(Dataset excerpts)

################

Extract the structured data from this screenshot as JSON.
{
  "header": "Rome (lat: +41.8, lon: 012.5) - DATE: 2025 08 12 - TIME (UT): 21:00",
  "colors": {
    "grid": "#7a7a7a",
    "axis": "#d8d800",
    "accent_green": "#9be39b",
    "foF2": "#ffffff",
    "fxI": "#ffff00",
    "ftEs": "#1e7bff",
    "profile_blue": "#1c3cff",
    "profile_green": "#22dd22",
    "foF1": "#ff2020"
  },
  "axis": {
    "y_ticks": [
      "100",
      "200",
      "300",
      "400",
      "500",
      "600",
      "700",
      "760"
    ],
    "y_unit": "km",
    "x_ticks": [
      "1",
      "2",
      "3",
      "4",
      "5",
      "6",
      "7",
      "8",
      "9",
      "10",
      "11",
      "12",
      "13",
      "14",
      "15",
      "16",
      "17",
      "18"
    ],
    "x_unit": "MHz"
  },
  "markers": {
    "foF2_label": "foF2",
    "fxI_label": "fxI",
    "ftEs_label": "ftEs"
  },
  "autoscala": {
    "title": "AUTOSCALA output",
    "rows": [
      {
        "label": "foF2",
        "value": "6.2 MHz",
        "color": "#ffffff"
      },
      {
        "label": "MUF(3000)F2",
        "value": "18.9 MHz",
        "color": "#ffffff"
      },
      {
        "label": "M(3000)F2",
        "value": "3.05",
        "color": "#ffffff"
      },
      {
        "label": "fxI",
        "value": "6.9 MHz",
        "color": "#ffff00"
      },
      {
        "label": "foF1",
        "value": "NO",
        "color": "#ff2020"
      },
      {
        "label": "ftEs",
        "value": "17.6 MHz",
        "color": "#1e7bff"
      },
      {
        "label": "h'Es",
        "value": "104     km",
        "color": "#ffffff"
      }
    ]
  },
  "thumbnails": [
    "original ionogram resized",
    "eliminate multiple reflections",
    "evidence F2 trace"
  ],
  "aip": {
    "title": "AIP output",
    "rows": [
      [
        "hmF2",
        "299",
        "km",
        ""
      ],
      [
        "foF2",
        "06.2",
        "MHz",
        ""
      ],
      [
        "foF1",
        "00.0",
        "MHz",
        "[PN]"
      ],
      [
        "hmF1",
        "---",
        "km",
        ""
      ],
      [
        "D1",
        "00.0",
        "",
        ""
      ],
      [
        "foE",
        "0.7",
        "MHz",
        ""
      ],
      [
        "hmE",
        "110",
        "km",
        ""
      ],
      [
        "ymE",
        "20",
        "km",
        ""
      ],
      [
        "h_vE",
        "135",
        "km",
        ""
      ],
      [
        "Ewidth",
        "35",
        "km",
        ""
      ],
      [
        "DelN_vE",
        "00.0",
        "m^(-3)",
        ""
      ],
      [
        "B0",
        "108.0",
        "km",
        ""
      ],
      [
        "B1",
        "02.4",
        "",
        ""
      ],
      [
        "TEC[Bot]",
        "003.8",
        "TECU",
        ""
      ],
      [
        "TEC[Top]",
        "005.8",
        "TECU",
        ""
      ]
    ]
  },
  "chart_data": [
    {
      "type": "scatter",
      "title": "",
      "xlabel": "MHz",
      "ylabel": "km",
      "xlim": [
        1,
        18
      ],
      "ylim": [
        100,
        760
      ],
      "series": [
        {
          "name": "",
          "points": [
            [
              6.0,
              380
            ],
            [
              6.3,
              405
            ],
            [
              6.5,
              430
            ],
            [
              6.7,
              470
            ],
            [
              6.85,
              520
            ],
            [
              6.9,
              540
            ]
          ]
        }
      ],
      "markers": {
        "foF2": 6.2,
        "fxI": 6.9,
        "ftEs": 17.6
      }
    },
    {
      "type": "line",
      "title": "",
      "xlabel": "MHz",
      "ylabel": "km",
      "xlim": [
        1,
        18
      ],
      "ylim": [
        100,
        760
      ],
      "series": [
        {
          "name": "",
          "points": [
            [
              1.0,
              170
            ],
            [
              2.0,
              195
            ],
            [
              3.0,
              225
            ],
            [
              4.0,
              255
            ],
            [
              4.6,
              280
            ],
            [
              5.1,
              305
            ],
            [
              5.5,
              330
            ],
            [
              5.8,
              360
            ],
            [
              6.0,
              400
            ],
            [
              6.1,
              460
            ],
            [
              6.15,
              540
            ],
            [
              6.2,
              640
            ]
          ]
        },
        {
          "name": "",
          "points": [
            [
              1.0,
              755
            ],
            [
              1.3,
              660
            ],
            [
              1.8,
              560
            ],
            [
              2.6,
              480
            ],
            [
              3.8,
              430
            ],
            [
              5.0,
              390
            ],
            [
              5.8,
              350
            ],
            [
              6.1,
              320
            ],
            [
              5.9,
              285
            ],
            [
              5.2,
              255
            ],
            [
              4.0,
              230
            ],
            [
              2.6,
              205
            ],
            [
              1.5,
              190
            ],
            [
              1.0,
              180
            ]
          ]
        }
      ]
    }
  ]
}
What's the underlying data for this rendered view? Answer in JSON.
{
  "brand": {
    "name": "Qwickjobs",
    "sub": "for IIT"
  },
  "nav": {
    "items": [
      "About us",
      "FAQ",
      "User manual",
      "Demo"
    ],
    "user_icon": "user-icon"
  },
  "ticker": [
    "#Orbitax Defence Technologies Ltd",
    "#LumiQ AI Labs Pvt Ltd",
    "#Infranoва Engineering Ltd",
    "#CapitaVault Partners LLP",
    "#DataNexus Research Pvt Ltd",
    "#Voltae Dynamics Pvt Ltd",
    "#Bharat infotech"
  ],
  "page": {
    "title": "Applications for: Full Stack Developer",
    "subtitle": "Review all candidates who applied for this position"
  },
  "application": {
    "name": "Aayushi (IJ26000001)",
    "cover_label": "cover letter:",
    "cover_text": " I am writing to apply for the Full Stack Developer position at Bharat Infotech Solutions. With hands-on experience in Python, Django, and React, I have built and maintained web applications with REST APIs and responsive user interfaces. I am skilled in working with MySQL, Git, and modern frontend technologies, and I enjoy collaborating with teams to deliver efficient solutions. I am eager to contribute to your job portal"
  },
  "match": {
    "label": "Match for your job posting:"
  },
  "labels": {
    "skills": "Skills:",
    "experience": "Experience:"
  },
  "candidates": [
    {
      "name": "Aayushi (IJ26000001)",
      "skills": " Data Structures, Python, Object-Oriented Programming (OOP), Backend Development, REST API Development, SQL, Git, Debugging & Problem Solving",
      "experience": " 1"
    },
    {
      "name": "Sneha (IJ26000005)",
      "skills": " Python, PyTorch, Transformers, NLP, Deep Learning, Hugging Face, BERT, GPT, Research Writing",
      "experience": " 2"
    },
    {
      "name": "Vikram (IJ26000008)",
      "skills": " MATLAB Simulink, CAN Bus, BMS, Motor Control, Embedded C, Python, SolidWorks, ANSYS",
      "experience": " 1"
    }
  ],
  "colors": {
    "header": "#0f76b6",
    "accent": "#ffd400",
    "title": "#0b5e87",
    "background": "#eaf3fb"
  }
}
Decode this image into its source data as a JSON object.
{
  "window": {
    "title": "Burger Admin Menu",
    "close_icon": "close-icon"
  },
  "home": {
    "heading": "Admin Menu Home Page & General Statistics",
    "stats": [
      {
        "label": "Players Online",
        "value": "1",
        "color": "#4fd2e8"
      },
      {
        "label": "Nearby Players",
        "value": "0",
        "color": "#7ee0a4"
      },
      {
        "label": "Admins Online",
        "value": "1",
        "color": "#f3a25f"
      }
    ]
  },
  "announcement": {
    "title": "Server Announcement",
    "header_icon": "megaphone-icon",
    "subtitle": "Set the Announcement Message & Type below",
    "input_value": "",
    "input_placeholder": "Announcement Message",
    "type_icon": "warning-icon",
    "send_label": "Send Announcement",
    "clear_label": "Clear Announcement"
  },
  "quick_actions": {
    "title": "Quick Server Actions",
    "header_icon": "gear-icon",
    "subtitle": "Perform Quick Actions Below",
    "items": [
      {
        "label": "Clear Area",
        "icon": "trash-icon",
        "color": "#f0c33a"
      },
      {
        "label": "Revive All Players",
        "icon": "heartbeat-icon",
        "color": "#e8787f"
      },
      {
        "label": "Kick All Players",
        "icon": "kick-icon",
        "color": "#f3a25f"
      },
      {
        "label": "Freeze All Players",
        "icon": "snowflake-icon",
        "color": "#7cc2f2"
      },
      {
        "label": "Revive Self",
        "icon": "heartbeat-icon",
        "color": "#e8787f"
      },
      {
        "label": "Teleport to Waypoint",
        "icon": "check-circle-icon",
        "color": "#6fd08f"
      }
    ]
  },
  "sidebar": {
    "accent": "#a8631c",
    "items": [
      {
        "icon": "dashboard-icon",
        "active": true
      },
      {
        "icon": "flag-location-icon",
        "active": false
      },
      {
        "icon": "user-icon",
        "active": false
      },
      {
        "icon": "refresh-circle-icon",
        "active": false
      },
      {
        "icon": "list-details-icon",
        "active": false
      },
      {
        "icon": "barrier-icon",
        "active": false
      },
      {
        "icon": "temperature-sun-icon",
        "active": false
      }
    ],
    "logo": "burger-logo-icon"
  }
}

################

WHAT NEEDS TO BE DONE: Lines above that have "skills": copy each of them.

EXPECTED ANSWER:
    "skills": "Skills:",
      "skills": " Data Structures, Python, Object-Oriented Programming (OOP), Backend Development, REST API Development, SQL, Git, Debugging & Problem Solving",
      "skills": " Python, PyTorch, Transformers, NLP, Deep Learning, Hugging Face, BERT, GPT, Research Writing",
      "skills": " MATLAB Simulink, CAN Bus, BMS, Motor Control, Embedded C, Python, SolidWorks, ANSYS",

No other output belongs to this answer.